When CEOs meet to evaluate their peers, on what do they base their judgment? In naming Microsoft’s Bill Gates the 1994 Chief Executive of the Year, selecting him from a roster of 10 finalists, members of the selection committee (see photo below) tended to focus on 10 criteria:
- Demonstrable impact on company, industry, business
- Degree of difficulty
- Sustained performance
- People processes
- Benchmarks: customer and shareholder value
- Innovation quotient
- Philosophy: Is there a coherent “higher” purpose?
- CEO respect
Measuring performance against these criteria isn’t an exact science, partly because it’s difficult to compare executives in disparate industries. For example, does a food-industry CEO enjoy a marginal advantage over a computer maker, because international competition is more acute in the latter’s industry? Less ambiguous, however, is the weight given by judges to performance over time. Most feel strongly that a candidate for Chief Executive of the Year must have been in place at the same company for at least five years.
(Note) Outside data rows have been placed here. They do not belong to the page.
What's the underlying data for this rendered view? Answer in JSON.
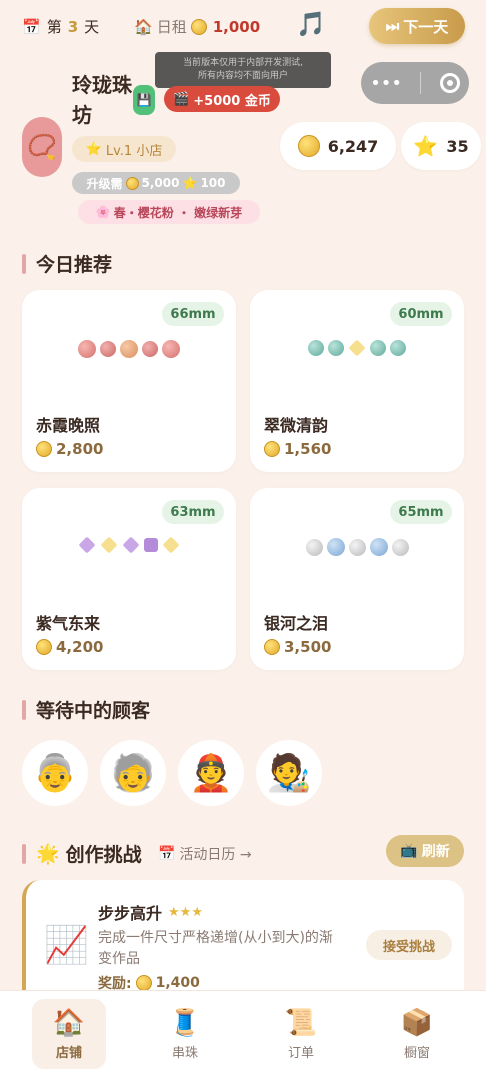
{
  "header": {
    "day_prefix": "第",
    "day_number": "3",
    "day_suffix": "天",
    "rent_label": "日租",
    "rent_value": "1,000",
    "next_day_label": "下一天"
  },
  "shop": {
    "name": "玲珑珠坊",
    "tooltip_line1": "当前版本仅用于内部开发测试,",
    "tooltip_line2": "所有内容均不面向用户",
    "reward_label": "+5000 金币",
    "level": "Lv.1 小店",
    "upgrade_prefix": "升级需",
    "upgrade_coins": "5,000",
    "upgrade_stars": "100",
    "season": "春・樱花粉 ・ 嫩绿新芽",
    "coins": "6,247",
    "stars": "35"
  },
  "sections": {
    "recommend": "今日推荐",
    "customers": "等待中的顾客",
    "challenge": "创作挑战",
    "calendar": "活动日历 →",
    "refresh": "刷新"
  },
  "products": [
    {
      "name": "赤霞晚照",
      "price": "2,800",
      "size": "66mm"
    },
    {
      "name": "翠微清韵",
      "price": "1,560",
      "size": "60mm"
    },
    {
      "name": "紫气东来",
      "price": "4,200",
      "size": "63mm"
    },
    {
      "name": "银河之泪",
      "price": "3,500",
      "size": "65mm"
    }
  ],
  "customers": [
    "older-woman",
    "older-person",
    "princess",
    "artist"
  ],
  "challenge": {
    "name": "步步高升",
    "stars": "★★★",
    "description": "完成一件尺寸严格递增(从小到大)的渐变作品",
    "reward_label": "奖励:",
    "reward_value": "1,400",
    "accept_label": "接受挑战"
  },
  "nav": [
    {
      "label": "店铺",
      "icon": "house-icon"
    },
    {
      "label": "串珠",
      "icon": "thread-icon"
    },
    {
      "label": "订单",
      "icon": "scroll-icon"
    },
    {
      "label": "橱窗",
      "icon": "package-icon"
    }
  ],
  "colors": {
    "accent_gold": "#c89b4a",
    "rent_red": "#c0392b",
    "reward_red": "#d94b3c",
    "size_tag_green": "#e6f4e7"
  }
}
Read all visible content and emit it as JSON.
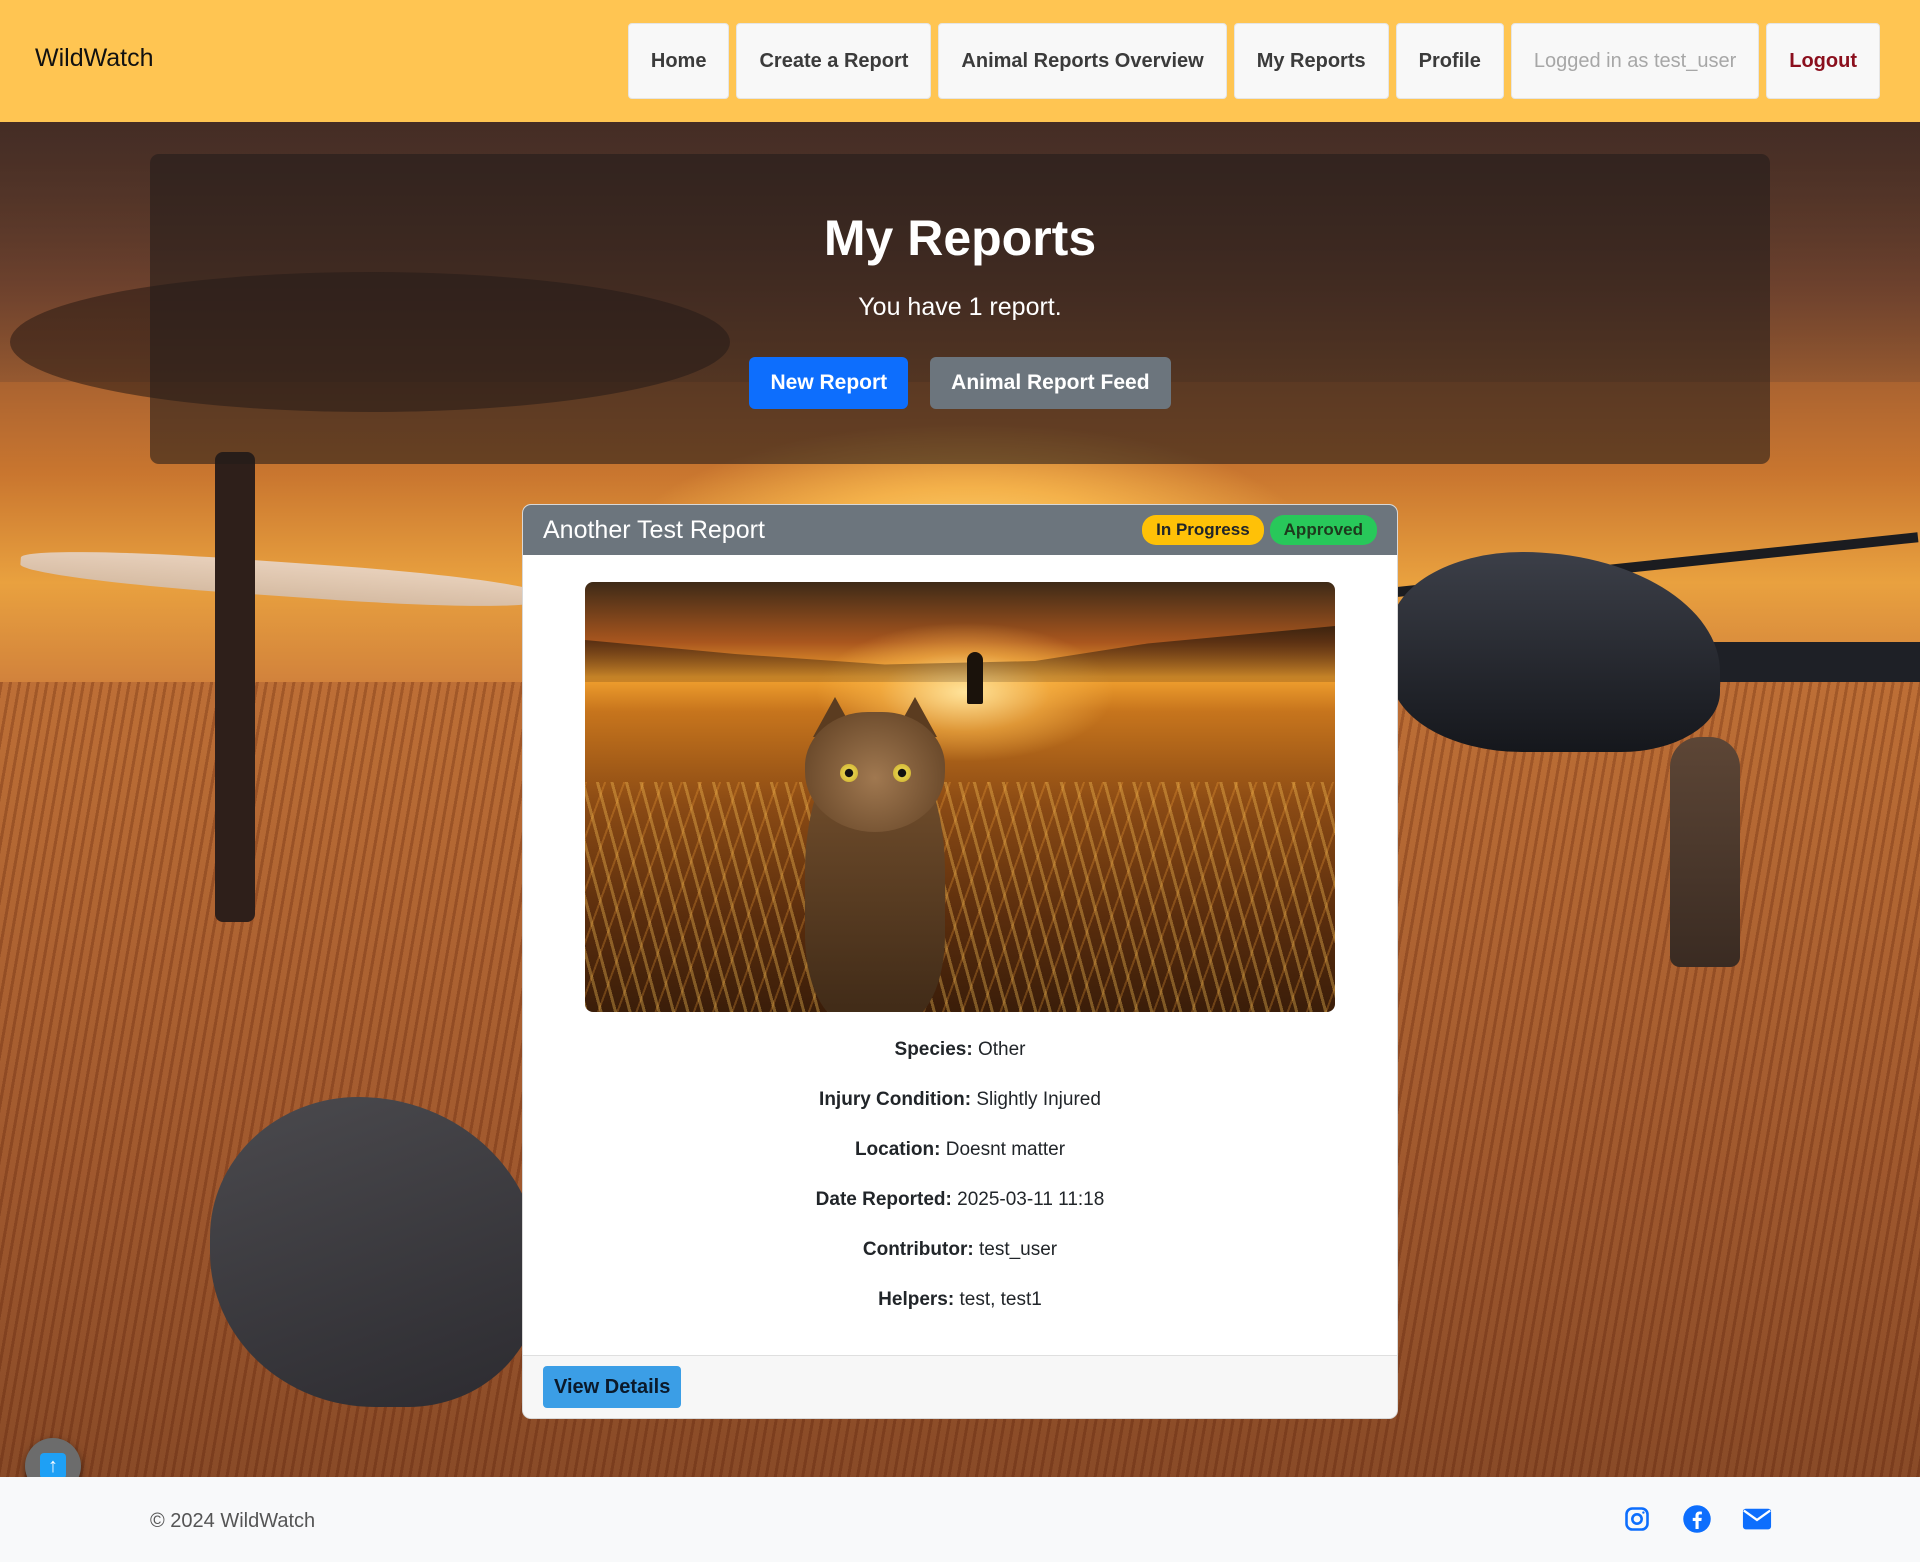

Then there are the intangibles. Mindful that the award is meant to be a beacon of excellence, former F.&M. Schaefer CEO and current Columbia Graduate School of Business Executive-In-Residence Bob Lear casts a glance toward the future. “We are trying to teach our Columbia MBAs to think and act like Bill Gates,” Lear says. “He starts with a reach-ably high vision, then organizes the most current tools and techniques. He makes it work and keeps at it unceasingly.”
Meanwhile, Chief Executive is using Gates’ designation as Chief Executive of the Year as an opportunity to launch a new cover design. Perhaps you might think of it as a “window” on the future.